How much do you know about genetically-modified foods? A cheeky music video by David Holmes, the New York University-educated force behind the popular "Fracking Song," aims to educate the public with "OMG GMO's!," which addresses the issues surrounding the use of genetically-modified organisms.

The New York Times' Dot Earth blog has some more background on how the song came to be -- it has a lot to do with Holmes attending NYU professor Jay Rosen‘s Studio 20 digital journalism program and was produced by web site PandoDaily -- and some of the more choice lyrics:

Is it bad for us? It depends on the crop
Sometimes it’s more nutritious, sometimes it’s not
And while the pesticides don’t sound very sweet
The EPA assures us that they’re safe to eat

But people should know how their food is grown

Yet Americans don’t label GMOs
There are many different kinds of GM foods
Just saying “Made with GMOs” might not do

Now it might be too simple to say “Just ban it”
When there’s potential to help feed the planet
Weigh each crop’s impact on earth and health
And don’t use patents to screw the ones you’re out to help

Watch Holmes's rap, "OMG GMO's," below.

Also on HuffPost:

Loading Slideshow...
  • Olive Oil

    It's a bit disturbing to think about that a lot of the extra virgin olive oil you consume is contaminated with deodorants and other, non-olive oils. Tom Mueller's book, "<a href="" target="_hplink">Extra Virginity: The Sublime and Scandalous World of Olive Oil</a>," tackles this issue. The Food Fraud Database lists adulterants such as corn oil, hazelnut oil and palm oil. <em>Photo by <a href="" target="_hplink">Flickr user:Suzi Rosenberg</a></em>

  • Milk

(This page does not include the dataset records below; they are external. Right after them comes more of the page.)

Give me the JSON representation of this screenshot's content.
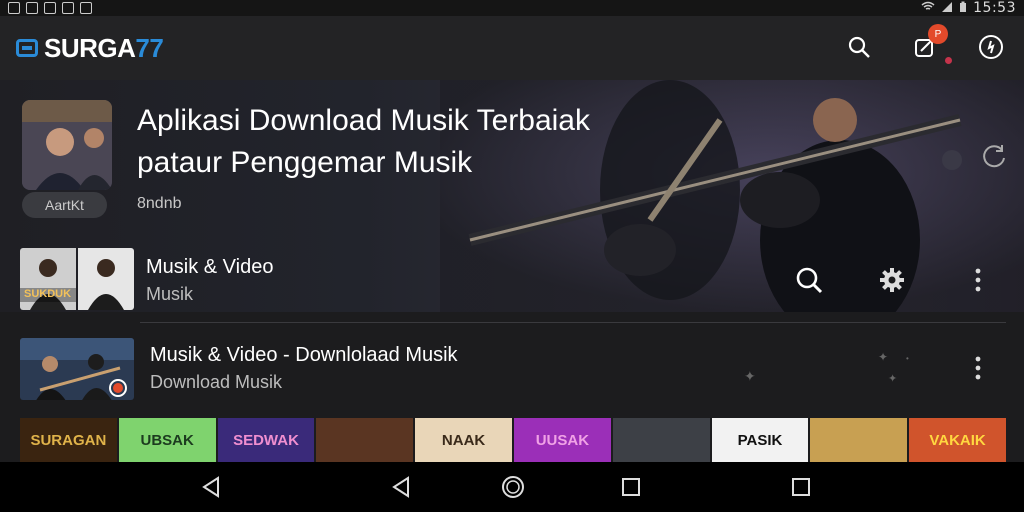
{
  "status_bar": {
    "time": "15:53"
  },
  "app": {
    "logo_main": "SURGA",
    "logo_accent": "77",
    "notification_badge": "P"
  },
  "hero": {
    "title_line1": "Aplikasi Download Musik Terbaiak",
    "title_line2": "pataur Penggemar Musik",
    "chip": "AartKt",
    "subtitle": "8ndnb"
  },
  "list": [
    {
      "title": "Musik & Video",
      "subtitle": "Musik",
      "thumb_text": "SUKDUK"
    },
    {
      "title": "Musik & Video - Downlolaad Musik",
      "subtitle": "Download Musik",
      "thumb_text": ""
    }
  ],
  "strip": [
    {
      "label": "SURAGAN",
      "color": "#e0b34a",
      "bg": "#3a2410"
    },
    {
      "label": "UBSAK",
      "color": "#1c3b1f",
      "bg": "#7fd36e"
    },
    {
      "label": "SEDWAK",
      "color": "#f08fd0",
      "bg": "#3a2a7a"
    },
    {
      "label": "",
      "color": "#fff",
      "bg": "#5a3522"
    },
    {
      "label": "NAAK",
      "color": "#3a2a1a",
      "bg": "#e9d6b8"
    },
    {
      "label": "UUSAK",
      "color": "#f0a2e6",
      "bg": "#9b2fb8"
    },
    {
      "label": "",
      "color": "#fff",
      "bg": "#3d4046"
    },
    {
      "label": "PASIK",
      "color": "#111",
      "bg": "#f2f2f2"
    },
    {
      "label": "",
      "color": "#fff",
      "bg": "#c8a052"
    },
    {
      "label": "VAKAIK",
      "color": "#ffd740",
      "bg": "#d0542c"
    }
  ],
  "colors": {
    "accent": "#2a8bd8",
    "badge": "#e34a2b"
  }
}
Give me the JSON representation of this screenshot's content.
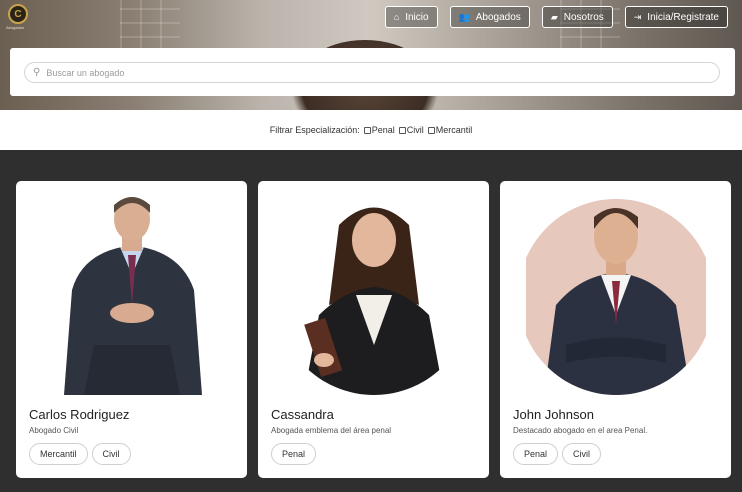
{
  "brand": {
    "logo_letter": "C",
    "caption": "Abogados"
  },
  "nav": [
    {
      "icon": "home-icon",
      "glyph": "⌂",
      "label": "Inicio"
    },
    {
      "icon": "users-icon",
      "glyph": "👥",
      "label": "Abogados"
    },
    {
      "icon": "book-icon",
      "glyph": "▰",
      "label": "Nosotros"
    },
    {
      "icon": "sign-in-icon",
      "glyph": "⇥",
      "label": "Inicia/Registrate"
    }
  ],
  "search": {
    "placeholder": "Buscar un abogado"
  },
  "filter": {
    "label": "Filtrar Especialización:",
    "options": [
      "Penal",
      "Civil",
      "Mercantil"
    ]
  },
  "lawyers": [
    {
      "name": "Carlos Rodriguez",
      "description": "Abogado Civil",
      "tags": [
        "Mercantil",
        "Civil"
      ]
    },
    {
      "name": "Cassandra",
      "description": "Abogada emblema del área penal",
      "tags": [
        "Penal"
      ]
    },
    {
      "name": "John Johnson",
      "description": "Destacado abogado en el area Penal.",
      "tags": [
        "Penal",
        "Civil"
      ]
    }
  ],
  "colors": {
    "background": "#2f2f30",
    "card": "#ffffff",
    "accent_gold": "#c8a44a"
  }
}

    After all the <a href="" target="_hplink">tainted milk scares in China</a>, it's no surprise that milk is at the top of the food fraud list. Adulterants include whey, bovine milk protein, melamine and cane sugar. <em>Photo by <a href="" target="_hplink">Flickr user: markhillary</a></em>

  • Honey

    One third of honey in the U.S. is <a href="" target="_hplink">potentially tainted</a>. That means high-fructose corn syrup, glucose, fructose and more. <em>Photo by <a href="" target="_hplink">Flickr user: Siona Karen</a></em>

  • Saffron

    Perhaps it's no surprise that saffron is often adulterated, given that it is the most expensive spice in the world. The Food Fraud Database lists sandlewood dust, starch, yellow dye and gelatin threads as some of the contaminants. <em>Photo by <a href="" target="_hplink">Flickr user: Steven Jackson Photography</a></em>

  • Orange Juice

    Orange juice has been in the news a lot lately after the <a href="" target="_hplink">fungicide scare</a>. Fungicide might be the tip of the iceberg though -- apparently it can also contain grapefruit juice, marigold flower extract, corn sugar and paprika extract. <em>Photo by <a href="" target="_hplink">Flickr user: sfllaw</a></em>

  • Coffee

    How do you take your coffee? We're guessing probably without chicory, roasted corn, caramel, malt, glucose, leguminous plants and maltodextrins. <em>Photo by <a href="" target="_hplink">Flickr user: dyobmit</a></em>

  • Apple Juice

    Once we learned that there might be <a href="" target="_hplink">arsenic in apple juice</a>, we realized that no food ingredient is safe. Although the arsenic might have been blown out of proportion, there are several other common contaminants in everyone's favorite juice box. These include: high-fructose corn syrup, raisin sweetener and synthetic malic acid. <em>Photo by <a href="" target="_hplink">Flickr user: garryknight</a></em>